Records shown -

◆ ◆ ◆ ◆ ◆

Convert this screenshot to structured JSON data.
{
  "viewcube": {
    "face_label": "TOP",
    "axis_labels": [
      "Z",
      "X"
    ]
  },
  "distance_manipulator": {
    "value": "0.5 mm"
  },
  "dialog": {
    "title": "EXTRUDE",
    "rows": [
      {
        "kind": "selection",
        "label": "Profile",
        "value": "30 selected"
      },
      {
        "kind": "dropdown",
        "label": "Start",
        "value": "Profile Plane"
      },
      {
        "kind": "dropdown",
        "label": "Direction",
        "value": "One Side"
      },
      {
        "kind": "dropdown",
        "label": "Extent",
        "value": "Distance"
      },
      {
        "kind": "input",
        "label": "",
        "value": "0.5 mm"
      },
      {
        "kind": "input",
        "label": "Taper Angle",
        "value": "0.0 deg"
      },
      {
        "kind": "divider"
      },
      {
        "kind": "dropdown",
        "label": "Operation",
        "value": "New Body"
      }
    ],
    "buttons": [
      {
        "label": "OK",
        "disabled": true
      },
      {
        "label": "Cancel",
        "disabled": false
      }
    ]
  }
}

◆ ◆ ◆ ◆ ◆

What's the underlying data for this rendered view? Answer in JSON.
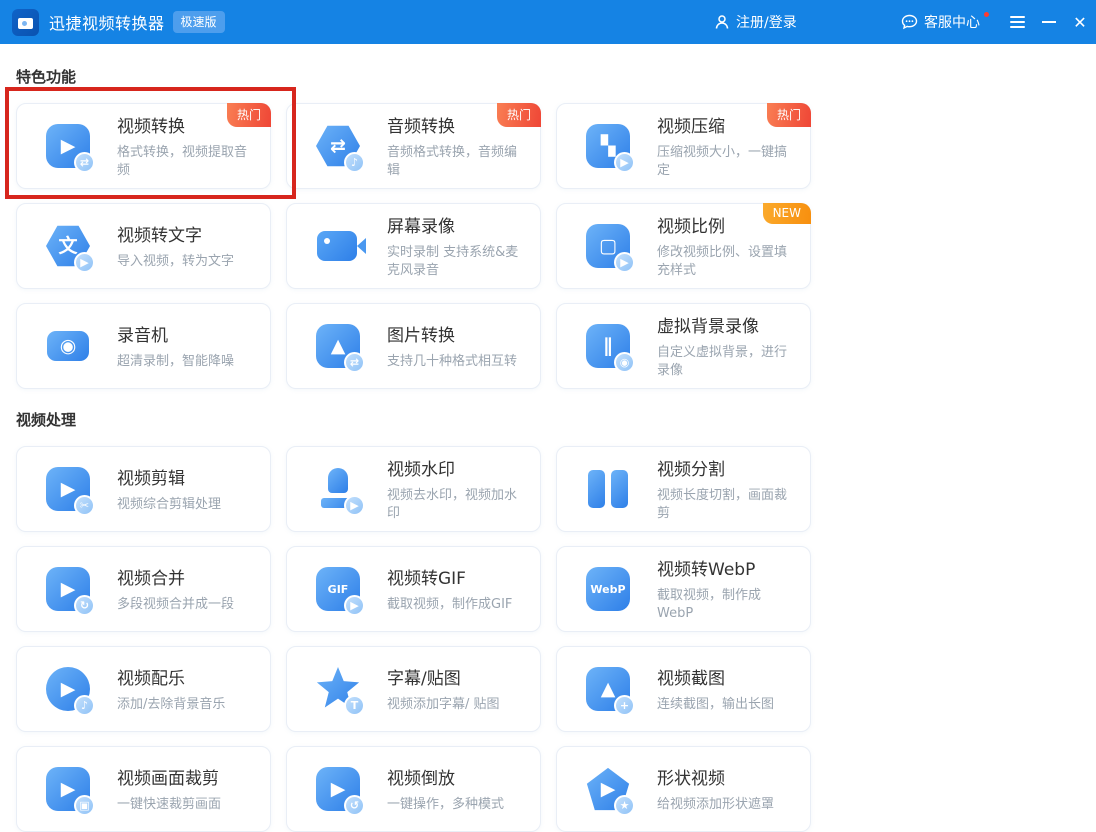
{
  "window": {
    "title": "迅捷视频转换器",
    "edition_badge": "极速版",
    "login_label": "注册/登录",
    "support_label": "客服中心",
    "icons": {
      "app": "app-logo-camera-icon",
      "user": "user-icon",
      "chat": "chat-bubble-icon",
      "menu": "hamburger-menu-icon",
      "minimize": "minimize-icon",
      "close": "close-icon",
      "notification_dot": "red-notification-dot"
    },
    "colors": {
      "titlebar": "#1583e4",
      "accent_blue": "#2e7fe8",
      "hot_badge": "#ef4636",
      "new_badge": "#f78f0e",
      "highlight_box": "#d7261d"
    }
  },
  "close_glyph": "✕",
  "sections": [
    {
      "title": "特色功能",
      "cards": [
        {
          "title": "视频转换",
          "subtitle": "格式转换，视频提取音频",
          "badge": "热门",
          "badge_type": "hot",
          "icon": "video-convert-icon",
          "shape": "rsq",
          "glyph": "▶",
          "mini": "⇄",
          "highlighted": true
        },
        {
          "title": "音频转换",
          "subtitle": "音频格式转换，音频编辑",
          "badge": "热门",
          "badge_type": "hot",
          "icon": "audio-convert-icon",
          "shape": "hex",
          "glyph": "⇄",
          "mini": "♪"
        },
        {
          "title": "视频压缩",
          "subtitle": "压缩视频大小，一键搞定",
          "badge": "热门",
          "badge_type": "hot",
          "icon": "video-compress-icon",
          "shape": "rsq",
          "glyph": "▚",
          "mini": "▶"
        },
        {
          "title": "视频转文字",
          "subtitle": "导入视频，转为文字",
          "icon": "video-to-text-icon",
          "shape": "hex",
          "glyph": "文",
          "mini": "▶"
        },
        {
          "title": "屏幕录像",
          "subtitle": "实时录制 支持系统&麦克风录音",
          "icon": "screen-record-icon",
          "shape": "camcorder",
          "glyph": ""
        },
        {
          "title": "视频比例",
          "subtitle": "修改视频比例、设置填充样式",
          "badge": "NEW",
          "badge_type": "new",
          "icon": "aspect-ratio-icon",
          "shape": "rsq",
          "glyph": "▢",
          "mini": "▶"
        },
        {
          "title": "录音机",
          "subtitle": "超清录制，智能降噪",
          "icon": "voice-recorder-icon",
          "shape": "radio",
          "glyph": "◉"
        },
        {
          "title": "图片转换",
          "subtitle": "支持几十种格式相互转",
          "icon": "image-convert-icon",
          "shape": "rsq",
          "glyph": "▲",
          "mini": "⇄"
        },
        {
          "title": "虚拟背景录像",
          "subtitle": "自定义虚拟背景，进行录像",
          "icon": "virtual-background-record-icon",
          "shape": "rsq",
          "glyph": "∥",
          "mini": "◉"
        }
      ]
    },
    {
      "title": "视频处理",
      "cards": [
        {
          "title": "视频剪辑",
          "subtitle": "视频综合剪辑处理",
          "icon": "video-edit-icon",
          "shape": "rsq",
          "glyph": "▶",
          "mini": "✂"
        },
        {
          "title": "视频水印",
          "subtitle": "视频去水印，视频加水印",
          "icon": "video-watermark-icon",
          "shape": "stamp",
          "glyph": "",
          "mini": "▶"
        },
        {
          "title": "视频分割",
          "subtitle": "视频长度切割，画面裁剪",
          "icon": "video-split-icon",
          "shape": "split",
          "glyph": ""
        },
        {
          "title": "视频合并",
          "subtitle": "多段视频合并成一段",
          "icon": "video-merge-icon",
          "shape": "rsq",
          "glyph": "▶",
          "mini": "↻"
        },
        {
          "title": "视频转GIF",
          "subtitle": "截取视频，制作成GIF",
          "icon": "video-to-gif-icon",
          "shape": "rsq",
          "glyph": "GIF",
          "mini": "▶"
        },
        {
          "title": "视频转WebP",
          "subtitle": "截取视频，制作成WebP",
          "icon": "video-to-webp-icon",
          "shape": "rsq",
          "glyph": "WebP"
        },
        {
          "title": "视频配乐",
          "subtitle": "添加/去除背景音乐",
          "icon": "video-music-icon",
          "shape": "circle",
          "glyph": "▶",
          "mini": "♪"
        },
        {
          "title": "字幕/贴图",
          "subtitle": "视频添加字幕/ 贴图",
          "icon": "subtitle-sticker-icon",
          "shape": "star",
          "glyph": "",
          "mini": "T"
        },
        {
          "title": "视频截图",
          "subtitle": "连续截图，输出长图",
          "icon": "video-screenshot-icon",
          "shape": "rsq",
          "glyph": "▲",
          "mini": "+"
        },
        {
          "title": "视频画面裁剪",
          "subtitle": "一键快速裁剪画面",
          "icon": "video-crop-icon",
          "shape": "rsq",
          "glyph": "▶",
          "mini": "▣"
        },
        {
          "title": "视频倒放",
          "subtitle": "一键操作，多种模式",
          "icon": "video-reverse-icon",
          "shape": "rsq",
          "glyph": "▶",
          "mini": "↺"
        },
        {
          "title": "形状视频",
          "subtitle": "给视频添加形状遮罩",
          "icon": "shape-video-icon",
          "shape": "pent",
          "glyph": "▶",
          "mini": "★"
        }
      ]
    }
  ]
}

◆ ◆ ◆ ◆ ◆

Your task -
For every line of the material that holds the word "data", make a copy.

Solution to this task -
Convert this screenshot to structured JSON data.
What's the underlying data for this rendered view? Answer in JSON.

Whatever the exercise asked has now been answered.